Love vintage clothing but can't stand that new vintage smell? It's your lucky day, because the Topshop Archive line has just been announced, and will go live on Thursday. Someone cue the disco ball.

In its more than fifty years of High Street glory, Topshop has churned out some pretty dope pieces that perfectly embodied the spirit of each decade, and by the end of the week, we won't have to comb through vintage shops or pour through ebay's couple thousand listings for "Vintage Topshop" to find it. The Archive collection will feature re-releases of popular styles going all the way back to the brand's beginnings in the mid 1960's. (Are visions of mini skirts and go-go boots dancing in your head, because they are in mine.)

Pieces from the Archive are modeled by fresh-faced fashion industry darling Ella Richards, the nineteen-year-old granddaughter of Keith Richards and a family friend of Kate Moss. (Moss, you may recall, is a friend of Topshop owner Sir Phillip Green and has herself collaborated with the retailer.)

A lookbook was teased on Topshop's blog, Inside Out, on Monday, and on Tuesday a video of more of the looks was posted on social media.

The preview of the collection features lots of big bold colors, unusual silhouettes and up-to-there hemlines.

Ruffled, cape-like shoulder and a bell sleeve? Yes please.

The '80's/'90's androgyny of the pretty-in-pink dress and the masculine blazer seems like it was yanked straight out of a Molly Ringwald flick.

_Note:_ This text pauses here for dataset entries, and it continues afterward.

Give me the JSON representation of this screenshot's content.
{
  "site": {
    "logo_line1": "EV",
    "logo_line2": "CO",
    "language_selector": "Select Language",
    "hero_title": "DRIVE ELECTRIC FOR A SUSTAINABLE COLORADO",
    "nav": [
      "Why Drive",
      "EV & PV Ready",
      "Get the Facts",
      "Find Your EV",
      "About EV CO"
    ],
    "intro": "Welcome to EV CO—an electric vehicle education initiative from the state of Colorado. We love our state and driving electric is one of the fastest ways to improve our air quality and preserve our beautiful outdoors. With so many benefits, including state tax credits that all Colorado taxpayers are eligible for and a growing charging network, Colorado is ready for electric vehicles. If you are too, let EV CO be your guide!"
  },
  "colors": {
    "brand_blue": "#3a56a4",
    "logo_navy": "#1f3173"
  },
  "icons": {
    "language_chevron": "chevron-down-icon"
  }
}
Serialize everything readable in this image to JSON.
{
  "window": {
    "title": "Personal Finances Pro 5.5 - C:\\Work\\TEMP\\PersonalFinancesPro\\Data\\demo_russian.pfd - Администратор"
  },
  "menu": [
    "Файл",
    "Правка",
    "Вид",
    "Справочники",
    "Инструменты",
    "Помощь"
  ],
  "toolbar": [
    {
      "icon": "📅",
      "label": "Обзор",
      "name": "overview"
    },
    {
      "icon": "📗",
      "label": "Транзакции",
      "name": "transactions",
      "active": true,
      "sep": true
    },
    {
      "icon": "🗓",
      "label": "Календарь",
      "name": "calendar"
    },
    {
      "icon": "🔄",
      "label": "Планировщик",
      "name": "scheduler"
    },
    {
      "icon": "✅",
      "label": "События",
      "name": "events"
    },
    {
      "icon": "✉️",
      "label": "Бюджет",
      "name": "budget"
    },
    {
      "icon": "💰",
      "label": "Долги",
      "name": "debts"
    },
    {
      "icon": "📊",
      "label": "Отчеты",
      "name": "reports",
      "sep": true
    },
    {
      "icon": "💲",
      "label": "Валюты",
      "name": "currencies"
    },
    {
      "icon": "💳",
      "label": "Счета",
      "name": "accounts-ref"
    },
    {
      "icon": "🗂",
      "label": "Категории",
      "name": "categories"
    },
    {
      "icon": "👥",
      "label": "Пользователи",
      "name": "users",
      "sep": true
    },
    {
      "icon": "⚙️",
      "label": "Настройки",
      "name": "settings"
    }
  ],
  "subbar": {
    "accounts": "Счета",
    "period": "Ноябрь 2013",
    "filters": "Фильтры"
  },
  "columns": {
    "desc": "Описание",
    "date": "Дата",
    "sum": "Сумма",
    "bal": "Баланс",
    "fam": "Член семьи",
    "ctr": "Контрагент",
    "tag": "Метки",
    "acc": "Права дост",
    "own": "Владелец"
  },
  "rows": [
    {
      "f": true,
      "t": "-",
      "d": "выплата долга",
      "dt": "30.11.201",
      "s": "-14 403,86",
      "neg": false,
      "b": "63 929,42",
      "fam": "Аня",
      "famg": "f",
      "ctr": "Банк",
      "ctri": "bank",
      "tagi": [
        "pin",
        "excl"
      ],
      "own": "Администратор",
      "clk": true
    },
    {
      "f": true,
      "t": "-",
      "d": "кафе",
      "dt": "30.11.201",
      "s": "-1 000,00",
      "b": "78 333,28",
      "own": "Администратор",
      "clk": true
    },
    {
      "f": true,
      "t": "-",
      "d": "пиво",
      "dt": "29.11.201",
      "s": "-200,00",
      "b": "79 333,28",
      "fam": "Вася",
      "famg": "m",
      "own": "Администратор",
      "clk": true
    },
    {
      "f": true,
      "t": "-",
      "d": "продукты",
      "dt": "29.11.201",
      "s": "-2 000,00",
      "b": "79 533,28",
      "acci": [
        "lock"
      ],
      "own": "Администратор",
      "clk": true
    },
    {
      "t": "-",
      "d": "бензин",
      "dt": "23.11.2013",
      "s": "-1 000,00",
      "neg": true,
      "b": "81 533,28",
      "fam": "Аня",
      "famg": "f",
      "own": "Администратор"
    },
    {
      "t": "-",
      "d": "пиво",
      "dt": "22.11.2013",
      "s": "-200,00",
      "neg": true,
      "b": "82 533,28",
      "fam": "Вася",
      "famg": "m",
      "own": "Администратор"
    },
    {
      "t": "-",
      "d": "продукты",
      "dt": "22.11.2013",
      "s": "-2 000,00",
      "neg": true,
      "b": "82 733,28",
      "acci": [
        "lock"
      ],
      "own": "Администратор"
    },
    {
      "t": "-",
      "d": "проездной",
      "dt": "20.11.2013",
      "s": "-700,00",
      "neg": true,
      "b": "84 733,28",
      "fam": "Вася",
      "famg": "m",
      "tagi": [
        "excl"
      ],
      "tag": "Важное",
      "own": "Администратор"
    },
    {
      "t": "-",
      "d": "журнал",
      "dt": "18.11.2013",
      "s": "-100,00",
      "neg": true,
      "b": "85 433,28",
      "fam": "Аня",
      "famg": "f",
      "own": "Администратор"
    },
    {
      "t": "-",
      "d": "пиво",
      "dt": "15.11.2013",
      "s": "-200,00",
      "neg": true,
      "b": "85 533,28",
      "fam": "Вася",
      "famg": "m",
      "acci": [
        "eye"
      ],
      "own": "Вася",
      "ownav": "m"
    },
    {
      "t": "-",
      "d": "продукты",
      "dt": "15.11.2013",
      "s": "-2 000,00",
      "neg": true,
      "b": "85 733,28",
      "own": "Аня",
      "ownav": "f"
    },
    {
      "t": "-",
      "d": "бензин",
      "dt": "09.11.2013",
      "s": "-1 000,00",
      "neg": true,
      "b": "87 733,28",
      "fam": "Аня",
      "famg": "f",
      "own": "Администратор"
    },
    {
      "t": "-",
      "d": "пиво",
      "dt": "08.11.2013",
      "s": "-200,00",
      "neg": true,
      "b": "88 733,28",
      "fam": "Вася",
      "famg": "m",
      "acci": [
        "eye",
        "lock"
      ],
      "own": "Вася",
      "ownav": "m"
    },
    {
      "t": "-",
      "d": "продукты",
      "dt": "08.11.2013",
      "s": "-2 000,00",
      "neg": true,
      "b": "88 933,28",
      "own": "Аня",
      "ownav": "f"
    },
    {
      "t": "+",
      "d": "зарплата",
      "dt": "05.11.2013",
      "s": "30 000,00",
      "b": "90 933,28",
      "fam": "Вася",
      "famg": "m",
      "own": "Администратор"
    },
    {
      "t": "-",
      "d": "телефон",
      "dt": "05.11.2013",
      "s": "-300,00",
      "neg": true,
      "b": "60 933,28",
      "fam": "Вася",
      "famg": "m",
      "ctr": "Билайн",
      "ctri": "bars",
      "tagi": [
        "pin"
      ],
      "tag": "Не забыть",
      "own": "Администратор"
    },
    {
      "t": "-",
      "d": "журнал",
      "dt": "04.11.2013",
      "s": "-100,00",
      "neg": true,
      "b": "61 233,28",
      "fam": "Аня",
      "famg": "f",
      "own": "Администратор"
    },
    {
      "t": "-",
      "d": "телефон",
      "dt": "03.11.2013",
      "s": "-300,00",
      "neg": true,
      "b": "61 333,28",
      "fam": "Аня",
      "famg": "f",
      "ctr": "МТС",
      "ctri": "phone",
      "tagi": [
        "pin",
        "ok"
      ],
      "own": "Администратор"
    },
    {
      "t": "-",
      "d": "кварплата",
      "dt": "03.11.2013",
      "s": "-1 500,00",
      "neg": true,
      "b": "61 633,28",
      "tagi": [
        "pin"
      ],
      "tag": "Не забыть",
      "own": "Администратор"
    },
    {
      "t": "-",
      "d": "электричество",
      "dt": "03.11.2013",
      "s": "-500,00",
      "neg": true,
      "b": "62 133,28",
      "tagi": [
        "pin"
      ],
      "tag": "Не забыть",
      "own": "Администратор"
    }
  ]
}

The fact that denim strapless dresses with full-length zippers even need to be brought back (as in, why did they ever go away?) is the saddest thing I've ever heard.

100% yes to this Very Brady striped t-shirt and plastic micro-mini.

Pandora Sykes made this wide-legged pants look her own during Wednesday's media launch event at the Personal Shopping space in the brand's Oxford Circus shop in London.

Other guests mixed and matched pieces from different decades to personalize looks from the Archive:

According to, prices will range from $40 to $370 — higher than what it would have cost in the sixties, but definitely in keeping with the brand's overall price points.

Until tomorrow, excuse me while I go do my best disco happy dance.